*Data for processing*:
....
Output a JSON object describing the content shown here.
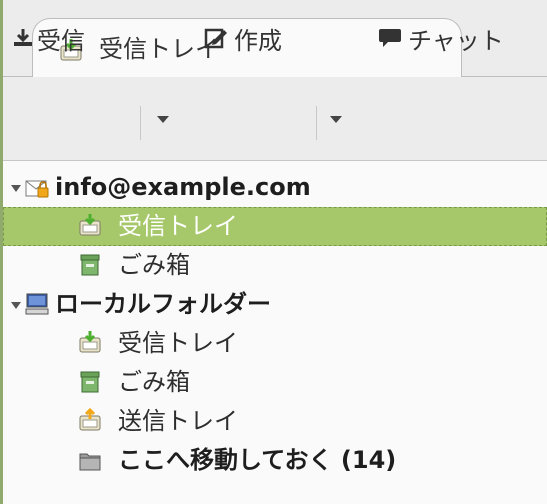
{
  "tab": {
    "label": "受信トレイ",
    "icon": "inbox-icon"
  },
  "toolbar": {
    "get_messages": "受信",
    "write": "作成",
    "chat": "チャット"
  },
  "folders": {
    "account": "info@example.com",
    "account_inbox": "受信トレイ",
    "account_trash": "ごみ箱",
    "local": "ローカルフォルダー",
    "local_inbox": "受信トレイ",
    "local_trash": "ごみ箱",
    "local_outbox": "送信トレイ",
    "archive": "ここへ移動しておく (14)"
  },
  "colors": {
    "selection": "#a6c86a",
    "accent_border": "#8faa6c"
  }
}
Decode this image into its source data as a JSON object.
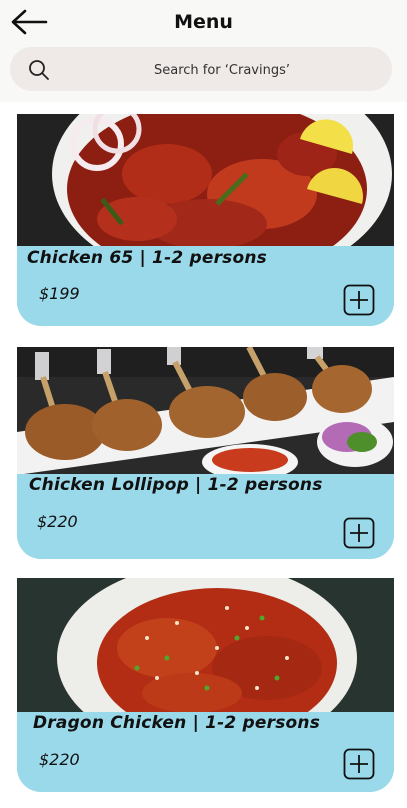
{
  "header": {
    "title": "Menu",
    "back_icon": "arrow-left-icon"
  },
  "search": {
    "placeholder": "Search for ‘Cravings’",
    "icon": "search-icon"
  },
  "items": [
    {
      "name": "Chicken 65  | 1-2 persons",
      "price": "$199",
      "image": "chicken-65-photo"
    },
    {
      "name": "Chicken Lollipop  | 1-2 persons",
      "price": "$220",
      "image": "chicken-lollipop-photo"
    },
    {
      "name": "Dragon Chicken | 1-2 persons",
      "price": "$220",
      "image": "dragon-chicken-photo"
    }
  ],
  "colors": {
    "card_background": "#9ad9ea",
    "search_background": "#efe9e7",
    "header_background": "#f8f8f6"
  }
}
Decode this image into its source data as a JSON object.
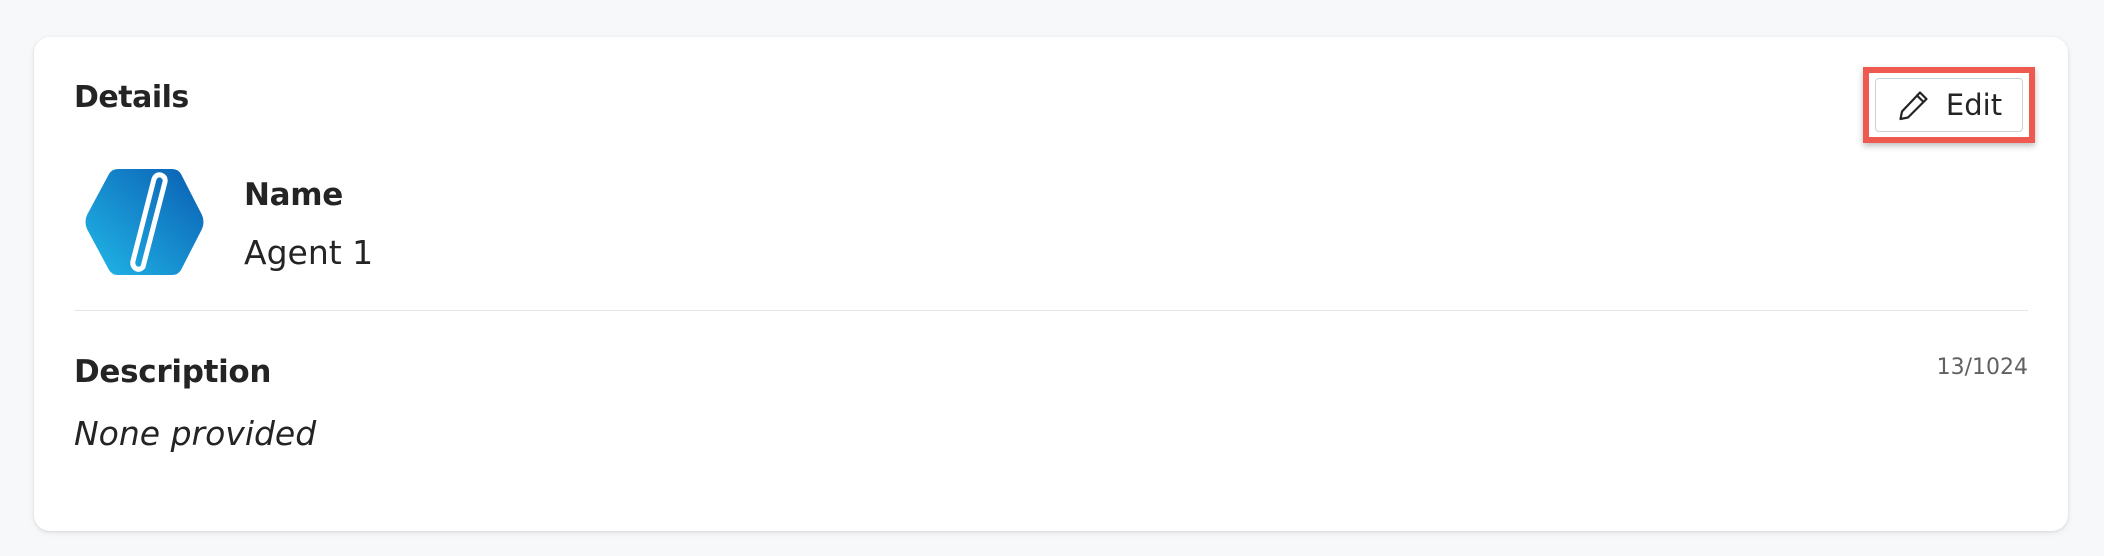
{
  "details": {
    "title": "Details",
    "edit_button_label": "Edit",
    "name_label": "Name",
    "name_value": "Agent 1",
    "description_label": "Description",
    "description_value": "None provided",
    "description_char_count": "13/1024"
  },
  "icons": {
    "edit": "pencil-icon",
    "avatar": "agent-logo"
  },
  "colors": {
    "highlight_border": "#ee5a4f",
    "avatar_gradient_start": "#1aa7e0",
    "avatar_gradient_end": "#0a5fb5"
  }
}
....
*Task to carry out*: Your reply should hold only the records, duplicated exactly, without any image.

*Reply*:
Output a JSON object describing the content shown here.
{
  "tab": {
    "label": "受信トレイ",
    "icon": "inbox-icon"
  },
  "toolbar": {
    "get_messages": "受信",
    "write": "作成",
    "chat": "チャット"
  },
  "folders": {
    "account": "info@example.com",
    "account_inbox": "受信トレイ",
    "account_trash": "ごみ箱",
    "local": "ローカルフォルダー",
    "local_inbox": "受信トレイ",
    "local_trash": "ごみ箱",
    "local_outbox": "送信トレイ",
    "archive": "ここへ移動しておく (14)"
  },
  "colors": {
    "selection": "#a6c86a",
    "accent_border": "#8faa6c"
  }
}
Decode this image into its source data as a JSON object.
{
  "header": {
    "title": "Menu",
    "back_icon": "arrow-left-icon"
  },
  "search": {
    "placeholder": "Search for ‘Cravings’",
    "icon": "search-icon"
  },
  "items": [
    {
      "name": "Chicken 65  | 1-2 persons",
      "price": "$199",
      "image": "chicken-65-photo"
    },
    {
      "name": "Chicken Lollipop  | 1-2 persons",
      "price": "$220",
      "image": "chicken-lollipop-photo"
    },
    {
      "name": "Dragon Chicken | 1-2 persons",
      "price": "$220",
      "image": "dragon-chicken-photo"
    }
  ],
  "colors": {
    "card_background": "#9ad9ea",
    "search_background": "#efe9e7",
    "header_background": "#f8f8f6"
  }
}
Decode this image into its source data as a JSON object.
{
  "details": {
    "title": "Details",
    "edit_button_label": "Edit",
    "name_label": "Name",
    "name_value": "Agent 1",
    "description_label": "Description",
    "description_value": "None provided",
    "description_char_count": "13/1024"
  },
  "icons": {
    "edit": "pencil-icon",
    "avatar": "agent-logo"
  },
  "colors": {
    "highlight_border": "#ee5a4f",
    "avatar_gradient_start": "#1aa7e0",
    "avatar_gradient_end": "#0a5fb5"
  }
}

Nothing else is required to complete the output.